“Back in that era, they didn’t charge for parking at the Sports Arena. Back in that era, they had ‘Ten Cent Beer Night’ and I can remember nights when I saw people get into line, stand there and drink their beer, and then get right back into line again. I swear most of them didn’t even see a minute of the game,” he reminisces.
“Those were the golden days of the infamous ‘Broad Street Bullies’ of the Philadelphia Flyers, so fighting was a big, big thing in hockey, and in Toledo during that time we had our own infamous line known as ‘Murder Inc.’ which consisted of Dougie Mahood, Paul Tantardini, and ‘Wild’ Willie Trognitz. I swear there were nights I saw that one line get into nine different fights.

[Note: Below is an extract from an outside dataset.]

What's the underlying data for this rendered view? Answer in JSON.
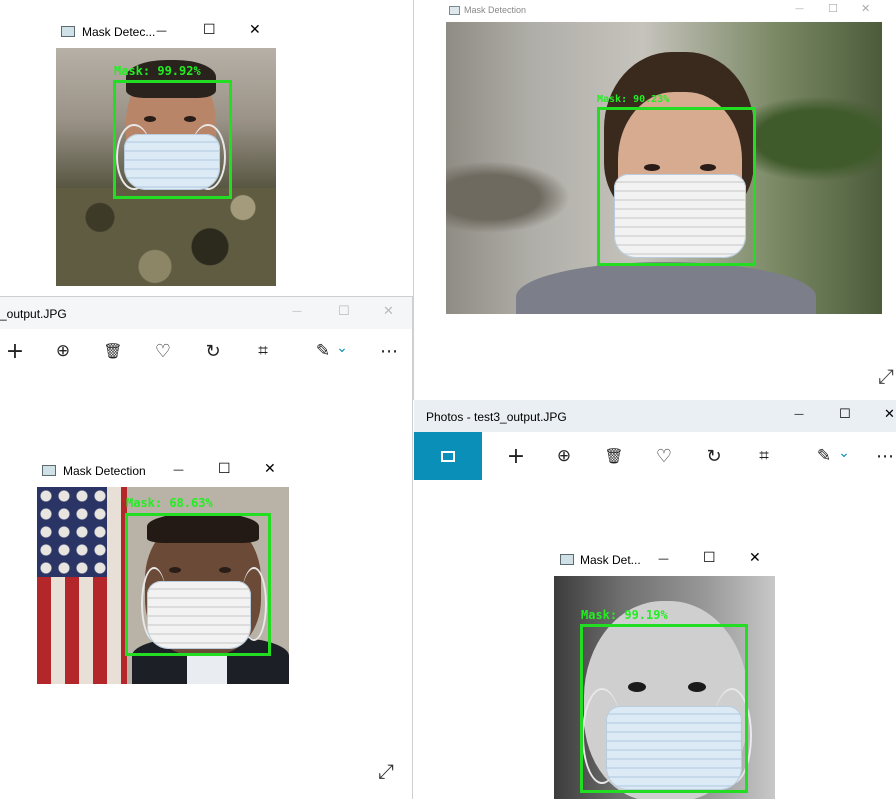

“During that era, people were allowed to smoke right there in their seats, so a haze of grey smoke always hung inside the arena. The glass was extremely low, so fans could reach out and rap opposing players and referees on the head as they skated by. Your Fort Waynes, your Kalamazoos, your Port Hurons, and your Daytons…these were teams Toledo fans saw so many times during the course of a season, so they came to hate them. The games took on the environment of a bullfight . . . you just knew somebody was going to get gored.
“We had ‘Diggers’ coach Ted Garvin tearing off his suit coat, and ripping off his tie, to reveal a Superman T-shirt underneath, while he argued with referees. The ice surface was always small at the Sports Arena, the puck could bounce funky, the sightlines were like straight out of the movie ‘Slap Shot’ and if you were to look it up, you’d discover that the arena in the film in Johnstown, Pennsylvania was actually designed by the same guy who designed the Toledo Sports Arena. They were built just one year apart. The Sports Arena was absolutely a fantastic, old place for hockey, and even though many people called it a dump, it was our dump. And we loved it.
The Goaldiggers suspended operations after four Turner Cup championships in 1986, and later moved to Kansas City, where they became the Blades in 1990.
“Some years later, before the Storm came to town in ’91, the Sports Arena hosted an exhibition game between Cincinnati (Cyclones) and Erie (Panthers), and I took my own son, who was 5-years-old at the time,” continues Vergiels. “All the old Goaldigger fans were there, everyone showed up in their green and gold, and it really took me back to that wonderful era of hockey in Toledo. But, what I noticed was, the public address announcer that night was just horrible, so I sent then Storm-owner Barry Soskin a note that read, ‘I can do better,’ even though I’d never done it before.”
The note piqued Soskin’s interest, and soon led to a fateful dinner meeting at a Bob Evans restaurant in Monroe, Michigan from which Vergiels walked away with the new Storm PA announcer gig.
Sixteen years after the Storm’s inaugural season under fiery head coach Chris McSorley in ’91 to the franchise’s sad swan song campaign in 2006-’07, the Storm brought home two East Coast Hockey League Riley Cup championships in ’92-’93, and ’93-’94. and Vergiels would go on to spew more than a mouthful, and he also became a natural fit at PA announcer in ’09 when the Storm finally became the Toledo Walleye after moving into the brand-new Huntington Center on the other side of the river, which is a post he occupied until the completion of the ’12-’13 season, which is when he decided to hang up his Toledo hockey mic forever.
Bobb Vergiels receives his own Toledo Walleye honorary jersey by game day promotions coordinator Kyrsten Kasmyrick. (Photo courtesy Toledo Mud Hens)
Bobb Vergeils at the microphone. (Photo courtesy Toledo Mud Hens)